╭─ Provided material

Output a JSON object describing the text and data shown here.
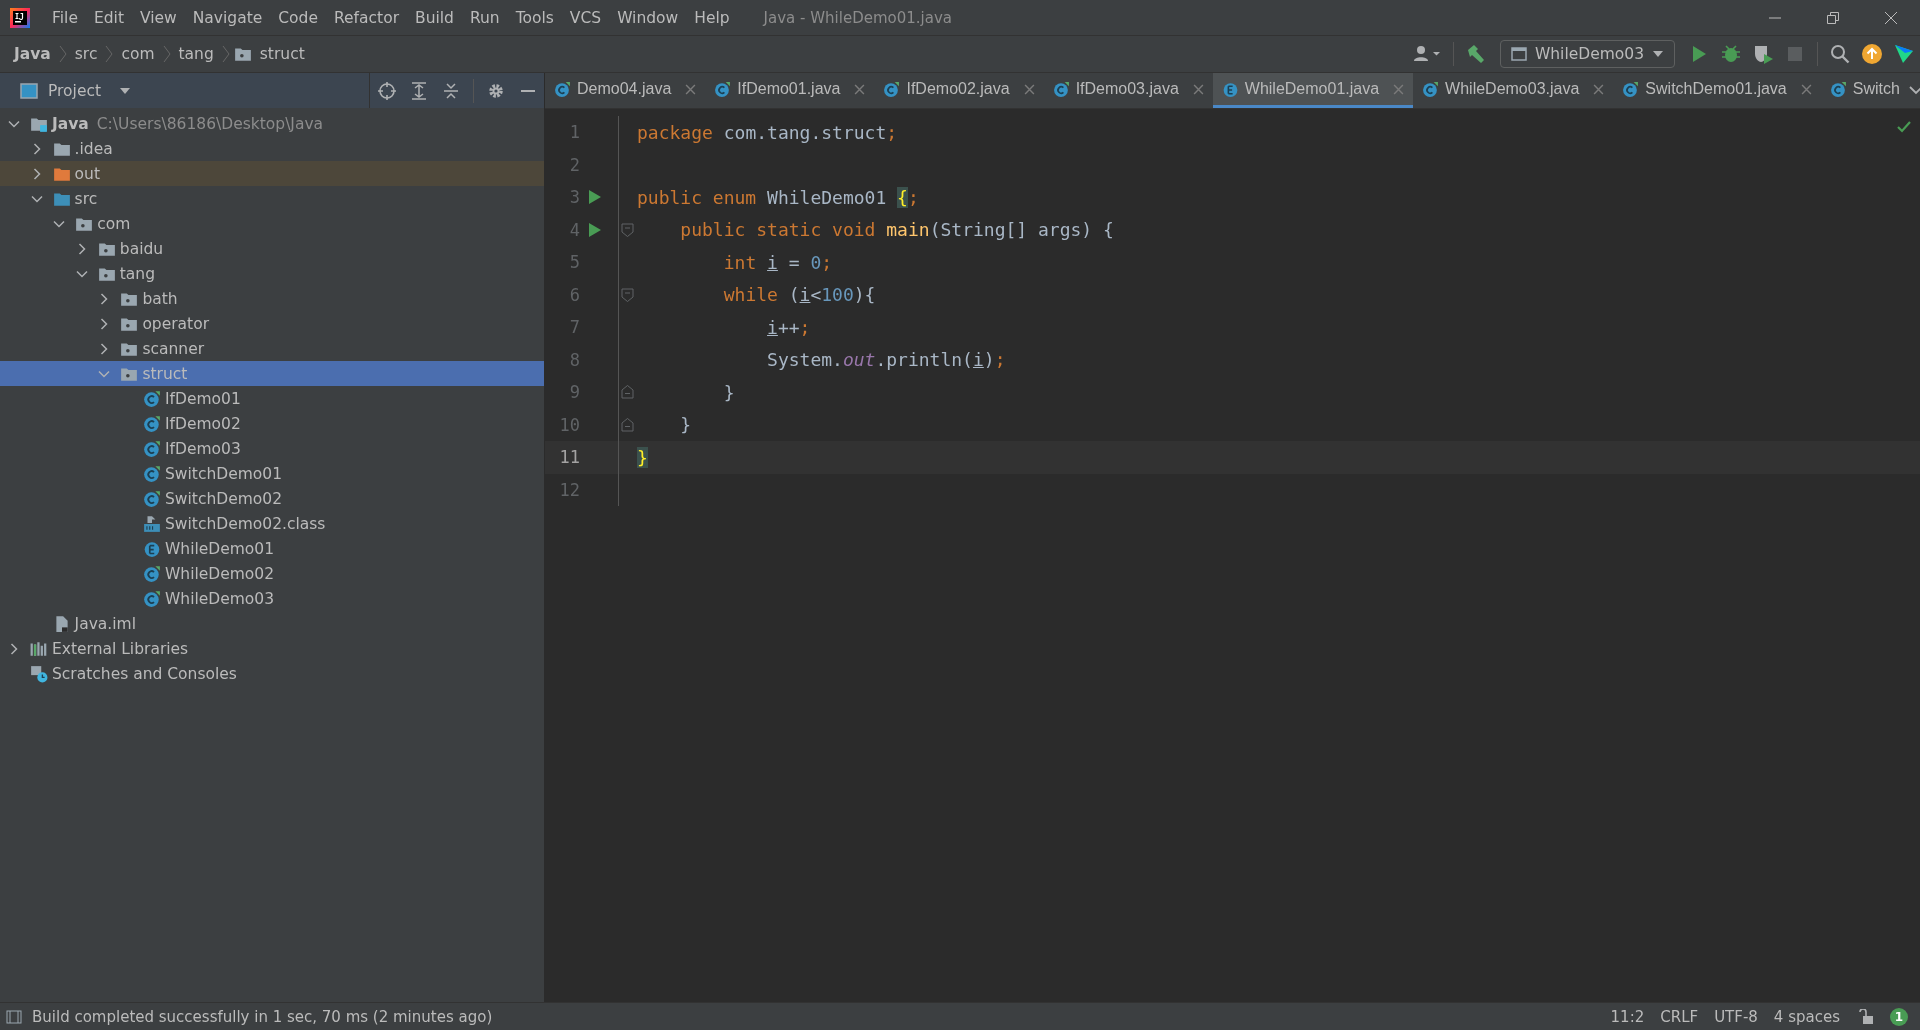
{
  "menu_bar": {
    "items": [
      "File",
      "Edit",
      "View",
      "Navigate",
      "Code",
      "Refactor",
      "Build",
      "Run",
      "Tools",
      "VCS",
      "Window",
      "Help"
    ],
    "title": "Java - WhileDemo01.java"
  },
  "breadcrumbs": [
    {
      "label": "Java",
      "bold": true
    },
    {
      "label": "src",
      "bold": false
    },
    {
      "label": "com",
      "bold": false
    },
    {
      "label": "tang",
      "bold": false
    },
    {
      "label": "struct",
      "bold": false
    }
  ],
  "toolbar": {
    "run_configuration": "WhileDemo03",
    "stop_disabled": true
  },
  "project_panel": {
    "title": "Project",
    "tree": [
      {
        "label": "Java",
        "kind": "project",
        "path": "C:\\Users\\86186\\Desktop\\Java",
        "expanded": true,
        "selected": false,
        "children": [
          {
            "label": ".idea",
            "kind": "folder",
            "expanded": false,
            "selected": false
          },
          {
            "label": "out",
            "kind": "excluded",
            "expanded": false,
            "selected": false
          },
          {
            "label": "src",
            "kind": "source",
            "expanded": true,
            "selected": false,
            "children": [
              {
                "label": "com",
                "kind": "package",
                "expanded": true,
                "selected": false,
                "children": [
                  {
                    "label": "baidu",
                    "kind": "package",
                    "expanded": false,
                    "selected": false
                  },
                  {
                    "label": "tang",
                    "kind": "package",
                    "expanded": true,
                    "selected": false,
                    "children": [
                      {
                        "label": "bath",
                        "kind": "package",
                        "expanded": false,
                        "selected": false
                      },
                      {
                        "label": "operator",
                        "kind": "package",
                        "expanded": false,
                        "selected": false
                      },
                      {
                        "label": "scanner",
                        "kind": "package",
                        "expanded": false,
                        "selected": false
                      },
                      {
                        "label": "struct",
                        "kind": "package",
                        "expanded": true,
                        "selected": true,
                        "children": [
                          {
                            "label": "IfDemo01",
                            "kind": "class",
                            "selected": false
                          },
                          {
                            "label": "IfDemo02",
                            "kind": "class",
                            "selected": false
                          },
                          {
                            "label": "IfDemo03",
                            "kind": "class",
                            "selected": false
                          },
                          {
                            "label": "SwitchDemo01",
                            "kind": "class",
                            "selected": false
                          },
                          {
                            "label": "SwitchDemo02",
                            "kind": "class",
                            "selected": false
                          },
                          {
                            "label": "SwitchDemo02.class",
                            "kind": "classfile",
                            "selected": false
                          },
                          {
                            "label": "WhileDemo01",
                            "kind": "enum",
                            "selected": false
                          },
                          {
                            "label": "WhileDemo02",
                            "kind": "class",
                            "selected": false
                          },
                          {
                            "label": "WhileDemo03",
                            "kind": "class",
                            "selected": false
                          }
                        ]
                      }
                    ]
                  }
                ]
              }
            ]
          },
          {
            "label": "Java.iml",
            "kind": "module",
            "selected": false
          }
        ]
      },
      {
        "label": "External Libraries",
        "kind": "libraries",
        "expanded": false,
        "selected": false
      },
      {
        "label": "Scratches and Consoles",
        "kind": "scratches",
        "selected": false
      }
    ]
  },
  "tabs": [
    {
      "label": "Demo04.java",
      "kind": "class",
      "selected": false,
      "closable": true
    },
    {
      "label": "IfDemo01.java",
      "kind": "class",
      "selected": false,
      "closable": true
    },
    {
      "label": "IfDemo02.java",
      "kind": "class",
      "selected": false,
      "closable": true
    },
    {
      "label": "IfDemo03.java",
      "kind": "class",
      "selected": false,
      "closable": true
    },
    {
      "label": "WhileDemo01.java",
      "kind": "enum",
      "selected": true,
      "closable": true
    },
    {
      "label": "WhileDemo03.java",
      "kind": "class",
      "selected": false,
      "closable": true
    },
    {
      "label": "SwitchDemo01.java",
      "kind": "class",
      "selected": false,
      "closable": true
    },
    {
      "label": "Switch",
      "kind": "class",
      "selected": false,
      "closable": false
    }
  ],
  "editor": {
    "lines": [
      {
        "number": "1",
        "current": false,
        "run_marker": false,
        "fold_start": false,
        "fold_end": false,
        "tokens": [
          {
            "text": "package",
            "kind": "keyword"
          },
          {
            "text": " com.tang.struct",
            "kind": "plain"
          },
          {
            "text": ";",
            "kind": "keyword"
          }
        ]
      },
      {
        "number": "2",
        "current": false,
        "run_marker": false,
        "fold_start": false,
        "fold_end": false
      },
      {
        "number": "3",
        "current": false,
        "run_marker": true,
        "fold_start": false,
        "fold_end": false,
        "tokens": [
          {
            "text": "public enum",
            "kind": "keyword"
          },
          {
            "text": " WhileDemo01 ",
            "kind": "plain"
          },
          {
            "text": "{",
            "kind": "brace-match"
          },
          {
            "text": ";",
            "kind": "keyword"
          }
        ]
      },
      {
        "number": "4",
        "current": false,
        "run_marker": true,
        "fold_start": true,
        "fold_end": false,
        "tokens": [
          {
            "text": "    public static void",
            "kind": "keyword"
          },
          {
            "text": " main",
            "kind": "method"
          },
          {
            "text": "(String[] args) {",
            "kind": "plain"
          }
        ]
      },
      {
        "number": "5",
        "current": false,
        "run_marker": false,
        "fold_start": false,
        "fold_end": false,
        "tokens": [
          {
            "text": "        int",
            "kind": "keyword"
          },
          {
            "text": " i",
            "kind": "var"
          },
          {
            "text": " = ",
            "kind": "plain"
          },
          {
            "text": "0",
            "kind": "number"
          },
          {
            "text": ";",
            "kind": "keyword"
          }
        ]
      },
      {
        "number": "6",
        "current": false,
        "run_marker": false,
        "fold_start": true,
        "fold_end": false,
        "tokens": [
          {
            "text": "        while",
            "kind": "keyword"
          },
          {
            "text": " (",
            "kind": "plain"
          },
          {
            "text": "i",
            "kind": "var"
          },
          {
            "text": "<",
            "kind": "plain"
          },
          {
            "text": "100",
            "kind": "number"
          },
          {
            "text": "){",
            "kind": "plain"
          }
        ]
      },
      {
        "number": "7",
        "current": false,
        "run_marker": false,
        "fold_start": false,
        "fold_end": false,
        "tokens": [
          {
            "text": "            i",
            "kind": "var"
          },
          {
            "text": "++",
            "kind": "plain"
          },
          {
            "text": ";",
            "kind": "keyword"
          }
        ]
      },
      {
        "number": "8",
        "current": false,
        "run_marker": false,
        "fold_start": false,
        "fold_end": false,
        "tokens": [
          {
            "text": "            System.",
            "kind": "plain"
          },
          {
            "text": "out",
            "kind": "field"
          },
          {
            "text": ".println(",
            "kind": "plain"
          },
          {
            "text": "i",
            "kind": "var"
          },
          {
            "text": ")",
            "kind": "plain"
          },
          {
            "text": ";",
            "kind": "keyword"
          }
        ]
      },
      {
        "number": "9",
        "current": false,
        "run_marker": false,
        "fold_start": false,
        "fold_end": true,
        "tokens": [
          {
            "text": "        }",
            "kind": "plain"
          }
        ]
      },
      {
        "number": "10",
        "current": false,
        "run_marker": false,
        "fold_start": false,
        "fold_end": true,
        "tokens": [
          {
            "text": "    }",
            "kind": "plain"
          }
        ]
      },
      {
        "number": "11",
        "current": true,
        "run_marker": false,
        "fold_start": false,
        "fold_end": false,
        "tokens": [
          {
            "text": "}",
            "kind": "brace-match"
          }
        ]
      },
      {
        "number": "12",
        "current": false,
        "run_marker": false,
        "fold_start": false,
        "fold_end": false
      }
    ]
  },
  "status_bar": {
    "message": "Build completed successfully in 1 sec, 70 ms (2 minutes ago)",
    "items": [
      "11:2",
      "CRLF",
      "UTF-8",
      "4 spaces"
    ],
    "notifications": "1"
  }
}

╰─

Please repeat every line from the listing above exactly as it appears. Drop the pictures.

Output a JSON object describing the text and data shown here.
{
  "menu_bar": {
    "items": [
      "File",
      "Edit",
      "View",
      "Navigate",
      "Code",
      "Refactor",
      "Build",
      "Run",
      "Tools",
      "VCS",
      "Window",
      "Help"
    ],
    "title": "Java - WhileDemo01.java"
  },
  "breadcrumbs": [
    {
      "label": "Java",
      "bold": true
    },
    {
      "label": "src",
      "bold": false
    },
    {
      "label": "com",
      "bold": false
    },
    {
      "label": "tang",
      "bold": false
    },
    {
      "label": "struct",
      "bold": false
    }
  ],
  "toolbar": {
    "run_configuration": "WhileDemo03",
    "stop_disabled": true
  },
  "project_panel": {
    "title": "Project",
    "tree": [
      {
        "label": "Java",
        "kind": "project",
        "path": "C:\\Users\\86186\\Desktop\\Java",
        "expanded": true,
        "selected": false,
        "children": [
          {
            "label": ".idea",
            "kind": "folder",
            "expanded": false,
            "selected": false
          },
          {
            "label": "out",
            "kind": "excluded",
            "expanded": false,
            "selected": false
          },
          {
            "label": "src",
            "kind": "source",
            "expanded": true,
            "selected": false,
            "children": [
              {
                "label": "com",
                "kind": "package",
                "expanded": true,
                "selected": false,
                "children": [
                  {
                    "label": "baidu",
                    "kind": "package",
                    "expanded": false,
                    "selected": false
                  },
                  {
                    "label": "tang",
                    "kind": "package",
                    "expanded": true,
                    "selected": false,
                    "children": [
                      {
                        "label": "bath",
                        "kind": "package",
                        "expanded": false,
                        "selected": false
                      },
                      {
                        "label": "operator",
                        "kind": "package",
                        "expanded": false,
                        "selected": false
                      },
                      {
                        "label": "scanner",
                        "kind": "package",
                        "expanded": false,
                        "selected": false
                      },
                      {
                        "label": "struct",
                        "kind": "package",
                        "expanded": true,
                        "selected": true,
                        "children": [
                          {
                            "label": "IfDemo01",
                            "kind": "class",
                            "selected": false
                          },
                          {
                            "label": "IfDemo02",
                            "kind": "class",
                            "selected": false
                          },
                          {
                            "label": "IfDemo03",
                            "kind": "class",
                            "selected": false
                          },
                          {
                            "label": "SwitchDemo01",
                            "kind": "class",
                            "selected": false
                          },
                          {
                            "label": "SwitchDemo02",
                            "kind": "class",
                            "selected": false
                          },
                          {
                            "label": "SwitchDemo02.class",
                            "kind": "classfile",
                            "selected": false
                          },
                          {
                            "label": "WhileDemo01",
                            "kind": "enum",
                            "selected": false
                          },
                          {
                            "label": "WhileDemo02",
                            "kind": "class",
                            "selected": false
                          },
                          {
                            "label": "WhileDemo03",
                            "kind": "class",
                            "selected": false
                          }
                        ]
                      }
                    ]
                  }
                ]
              }
            ]
          },
          {
            "label": "Java.iml",
            "kind": "module",
            "selected": false
          }
        ]
      },
      {
        "label": "External Libraries",
        "kind": "libraries",
        "expanded": false,
        "selected": false
      },
      {
        "label": "Scratches and Consoles",
        "kind": "scratches",
        "selected": false
      }
    ]
  },
  "tabs": [
    {
      "label": "Demo04.java",
      "kind": "class",
      "selected": false,
      "closable": true
    },
    {
      "label": "IfDemo01.java",
      "kind": "class",
      "selected": false,
      "closable": true
    },
    {
      "label": "IfDemo02.java",
      "kind": "class",
      "selected": false,
      "closable": true
    },
    {
      "label": "IfDemo03.java",
      "kind": "class",
      "selected": false,
      "closable": true
    },
    {
      "label": "WhileDemo01.java",
      "kind": "enum",
      "selected": true,
      "closable": true
    },
    {
      "label": "WhileDemo03.java",
      "kind": "class",
      "selected": false,
      "closable": true
    },
    {
      "label": "SwitchDemo01.java",
      "kind": "class",
      "selected": false,
      "closable": true
    },
    {
      "label": "Switch",
      "kind": "class",
      "selected": false,
      "closable": false
    }
  ],
  "editor": {
    "lines": [
      {
        "number": "1",
        "current": false,
        "run_marker": false,
        "fold_start": false,
        "fold_end": false,
        "tokens": [
          {
            "text": "package",
            "kind": "keyword"
          },
          {
            "text": " com.tang.struct",
            "kind": "plain"
          },
          {
            "text": ";",
            "kind": "keyword"
          }
        ]
      },
      {
        "number": "2",
        "current": false,
        "run_marker": false,
        "fold_start": false,
        "fold_end": false
      },
      {
        "number": "3",
        "current": false,
        "run_marker": true,
        "fold_start": false,
        "fold_end": false,
        "tokens": [
          {
            "text": "public enum",
            "kind": "keyword"
          },
          {
            "text": " WhileDemo01 ",
            "kind": "plain"
          },
          {
            "text": "{",
            "kind": "brace-match"
          },
          {
            "text": ";",
            "kind": "keyword"
          }
        ]
      },
      {
        "number": "4",
        "current": false,
        "run_marker": true,
        "fold_start": true,
        "fold_end": false,
        "tokens": [
          {
            "text": "    public static void",
            "kind": "keyword"
          },
          {
            "text": " main",
            "kind": "method"
          },
          {
            "text": "(String[] args) {",
            "kind": "plain"
          }
        ]
      },
      {
        "number": "5",
        "current": false,
        "run_marker": false,
        "fold_start": false,
        "fold_end": false,
        "tokens": [
          {
            "text": "        int",
            "kind": "keyword"
          },
          {
            "text": " i",
            "kind": "var"
          },
          {
            "text": " = ",
            "kind": "plain"
          },
          {
            "text": "0",
            "kind": "number"
          },
          {
            "text": ";",
            "kind": "keyword"
          }
        ]
      },
      {
        "number": "6",
        "current": false,
        "run_marker": false,
        "fold_start": true,
        "fold_end": false,
        "tokens": [
          {
            "text": "        while",
            "kind": "keyword"
          },
          {
            "text": " (",
            "kind": "plain"
          },
          {
            "text": "i",
            "kind": "var"
          },
          {
            "text": "<",
            "kind": "plain"
          },
          {
            "text": "100",
            "kind": "number"
          },
          {
            "text": "){",
            "kind": "plain"
          }
        ]
      },
      {
        "number": "7",
        "current": false,
        "run_marker": false,
        "fold_start": false,
        "fold_end": false,
        "tokens": [
          {
            "text": "            i",
            "kind": "var"
          },
          {
            "text": "++",
            "kind": "plain"
          },
          {
            "text": ";",
            "kind": "keyword"
          }
        ]
      },
      {
        "number": "8",
        "current": false,
        "run_marker": false,
        "fold_start": false,
        "fold_end": false,
        "tokens": [
          {
            "text": "            System.",
            "kind": "plain"
          },
          {
            "text": "out",
            "kind": "field"
          },
          {
            "text": ".println(",
            "kind": "plain"
          },
          {
            "text": "i",
            "kind": "var"
          },
          {
            "text": ")",
            "kind": "plain"
          },
          {
            "text": ";",
            "kind": "keyword"
          }
        ]
      },
      {
        "number": "9",
        "current": false,
        "run_marker": false,
        "fold_start": false,
        "fold_end": true,
        "tokens": [
          {
            "text": "        }",
            "kind": "plain"
          }
        ]
      },
      {
        "number": "10",
        "current": false,
        "run_marker": false,
        "fold_start": false,
        "fold_end": true,
        "tokens": [
          {
            "text": "    }",
            "kind": "plain"
          }
        ]
      },
      {
        "number": "11",
        "current": true,
        "run_marker": false,
        "fold_start": false,
        "fold_end": false,
        "tokens": [
          {
            "text": "}",
            "kind": "brace-match"
          }
        ]
      },
      {
        "number": "12",
        "current": false,
        "run_marker": false,
        "fold_start": false,
        "fold_end": false
      }
    ]
  },
  "status_bar": {
    "message": "Build completed successfully in 1 sec, 70 ms (2 minutes ago)",
    "items": [
      "11:2",
      "CRLF",
      "UTF-8",
      "4 spaces"
    ],
    "notifications": "1"
  }
}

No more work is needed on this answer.